It’s not perfect, though. Cardo claims a range of 1.6km between devices before the connection is lost. However, in testing, connections start to break up way before that. The battery is supposedly good for 13 hours of talk time, but we rode six hours with this unit and ended the day with just 20% of juice left.

There’s quite a bit of interference as well while on DMC. We would sometimes hear riders from a different group or lines would get choppy even in close range. And although the Cardo can connect to a communicator from any brand, my voice arrives as whispers you can barely make out on non-Cardo devices.

After you’ve acquired a full set (helmet, gloves, jacket, pants, and boots) of safety gear, a helmet communicator should be next on your to-buy list. The Cardo Packtalk Edge is a premium product with prices ranging from P17,000 to P19,000 depending on the seller.

It’s by far the most expensive communicator you can buy. But even with the steep price tag, it’s no surprise that the Cardo Packtalk is the most ubiquitous helmet communicator out there. It comes with a lot of premium features and conveniences that you simply cannot get with other cheaper devices, making it objectively the king of communicators today.

Simonn Ang
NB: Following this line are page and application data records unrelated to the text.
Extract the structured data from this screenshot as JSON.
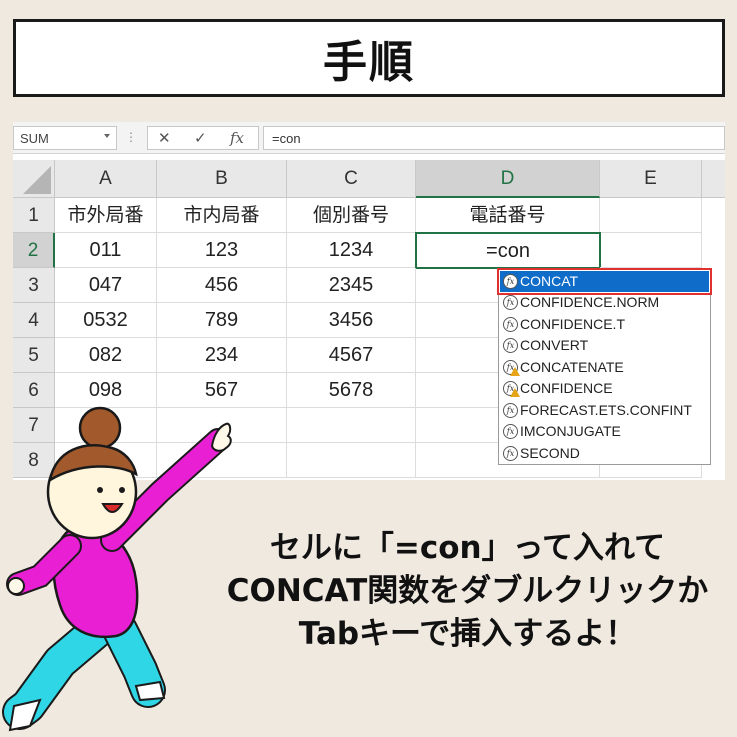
{
  "banner": {
    "title": "手順"
  },
  "formula_bar": {
    "name_box": "SUM",
    "cancel_icon": "✕",
    "enter_icon": "✓",
    "fx_icon": "fx",
    "formula": "=con"
  },
  "columns": [
    "A",
    "B",
    "C",
    "D",
    "E"
  ],
  "rows": [
    "1",
    "2",
    "3",
    "4",
    "5",
    "6",
    "7",
    "8"
  ],
  "cells": [
    [
      "市外局番",
      "市内局番",
      "個別番号",
      "電話番号"
    ],
    [
      "011",
      "123",
      "1234",
      "=con"
    ],
    [
      "047",
      "456",
      "2345",
      ""
    ],
    [
      "0532",
      "789",
      "3456",
      ""
    ],
    [
      "082",
      "234",
      "4567",
      ""
    ],
    [
      "098",
      "567",
      "5678",
      ""
    ]
  ],
  "autocomplete": {
    "items": [
      "CONCAT",
      "CONFIDENCE.NORM",
      "CONFIDENCE.T",
      "CONVERT",
      "CONCATENATE",
      "CONFIDENCE",
      "FORECAST.ETS.CONFINT",
      "IMCONJUGATE",
      "SECOND"
    ],
    "selected_index": 0,
    "warning_items": [
      4,
      5
    ]
  },
  "caption": {
    "line1": "セルに「=con」って入れて",
    "line2": "CONCAT関数をダブルクリックか",
    "line3": "Tabキーで挿入するよ！"
  },
  "colors": {
    "excel_green": "#217346",
    "selection_blue": "#0f6cc8",
    "highlight_red": "#e03030",
    "character_shirt": "#e81fd2",
    "character_pants": "#2fd6e6"
  }
}
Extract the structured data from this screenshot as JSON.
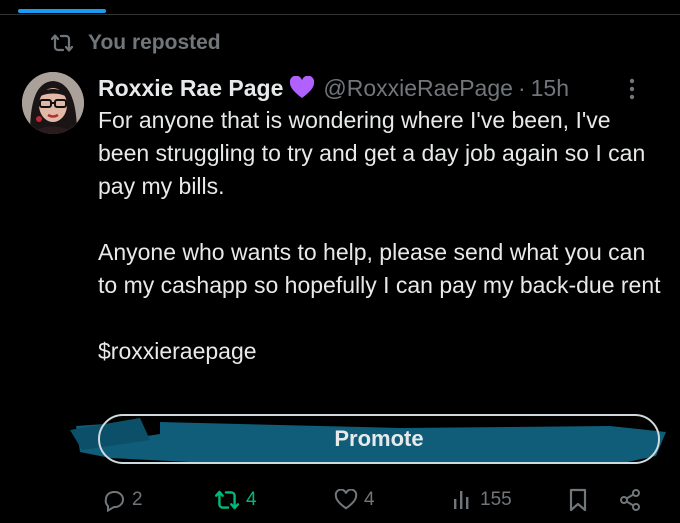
{
  "repost": {
    "label": "You reposted",
    "icon": "repost-icon"
  },
  "tweet": {
    "author_name": "Roxxie Rae Page",
    "badge_icon": "purple-heart-icon",
    "handle": "@RoxxieRaePage",
    "separator": "·",
    "time": "15h",
    "paragraphs": [
      "For anyone that is wondering where I've been, I've been struggling to try and get a day job again so I can pay my bills.",
      "Anyone who wants to help, please send what you can to my cashapp so hopefully I can pay my back-due rent",
      "$roxxieraepage"
    ]
  },
  "promote": {
    "label": "Promote"
  },
  "actions": {
    "replies": "2",
    "reposts": "4",
    "likes": "4",
    "views": "155"
  },
  "colors": {
    "background": "#000000",
    "text": "#e7e9ea",
    "muted": "#71767b",
    "accent": "#1d9bf0",
    "repost_green": "#00ba7c",
    "heart_purple": "#b061ff",
    "highlight_scribble": "#0f5d78"
  }
}
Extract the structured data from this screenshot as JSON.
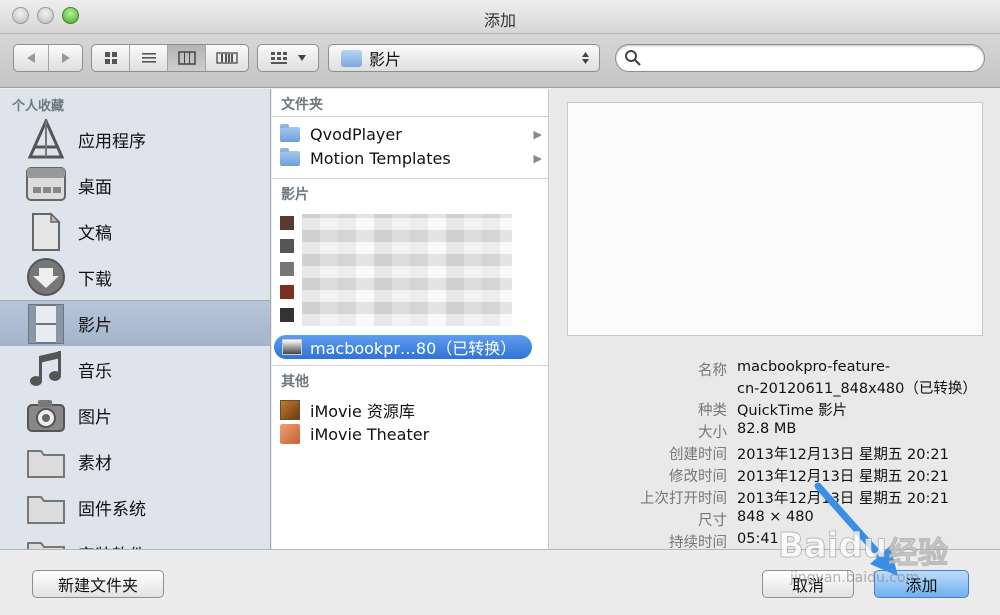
{
  "window": {
    "title": "添加"
  },
  "toolbar": {
    "location": "影片",
    "search_placeholder": ""
  },
  "sidebar": {
    "heading": "个人收藏",
    "items": [
      {
        "label": "应用程序",
        "icon": "applications-icon"
      },
      {
        "label": "桌面",
        "icon": "desktop-icon"
      },
      {
        "label": "文稿",
        "icon": "documents-icon"
      },
      {
        "label": "下载",
        "icon": "downloads-icon"
      },
      {
        "label": "影片",
        "icon": "movies-icon",
        "selected": true
      },
      {
        "label": "音乐",
        "icon": "music-icon"
      },
      {
        "label": "图片",
        "icon": "pictures-icon"
      },
      {
        "label": "素材",
        "icon": "folder-icon"
      },
      {
        "label": "固件系统",
        "icon": "folder-icon"
      },
      {
        "label": "安装软件",
        "icon": "folder-icon"
      }
    ]
  },
  "column": {
    "folders_heading": "文件夹",
    "folders": [
      "QvodPlayer",
      "Motion Templates"
    ],
    "movies_heading": "影片",
    "selected_movie": "macbookpr…80（已转换）",
    "other_heading": "其他",
    "other_items": [
      "iMovie 资源库",
      "iMovie Theater"
    ]
  },
  "preview": {
    "info": [
      {
        "key": "名称",
        "value": "macbookpro-feature-"
      },
      {
        "key": "",
        "value": "cn-20120611_848x480（已转换）"
      },
      {
        "key": "种类",
        "value": "QuickTime 影片"
      },
      {
        "key": "大小",
        "value": "82.8 MB"
      },
      {
        "key": "创建时间",
        "value": "2013年12月13日 星期五 20:21"
      },
      {
        "key": "修改时间",
        "value": "2013年12月13日 星期五 20:21"
      },
      {
        "key": "上次打开时间",
        "value": "2013年12月13日 星期五 20:21"
      },
      {
        "key": "尺寸",
        "value": "848 × 480"
      },
      {
        "key": "持续时间",
        "value": "05:41"
      }
    ]
  },
  "bottom": {
    "new_folder": "新建文件夹",
    "cancel": "取消",
    "add": "添加"
  },
  "watermark": {
    "text1": "Baidu",
    "text2": "经验",
    "text3": "jingyan.baidu.com"
  },
  "colors": {
    "sidebar_bg": "#dde4ec",
    "selection": "#2f73d8",
    "primary_button": "#6fb0f0"
  }
}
Simonn is just a regular guy who happens to love cars and motorcycles. He also loves writing about them, too.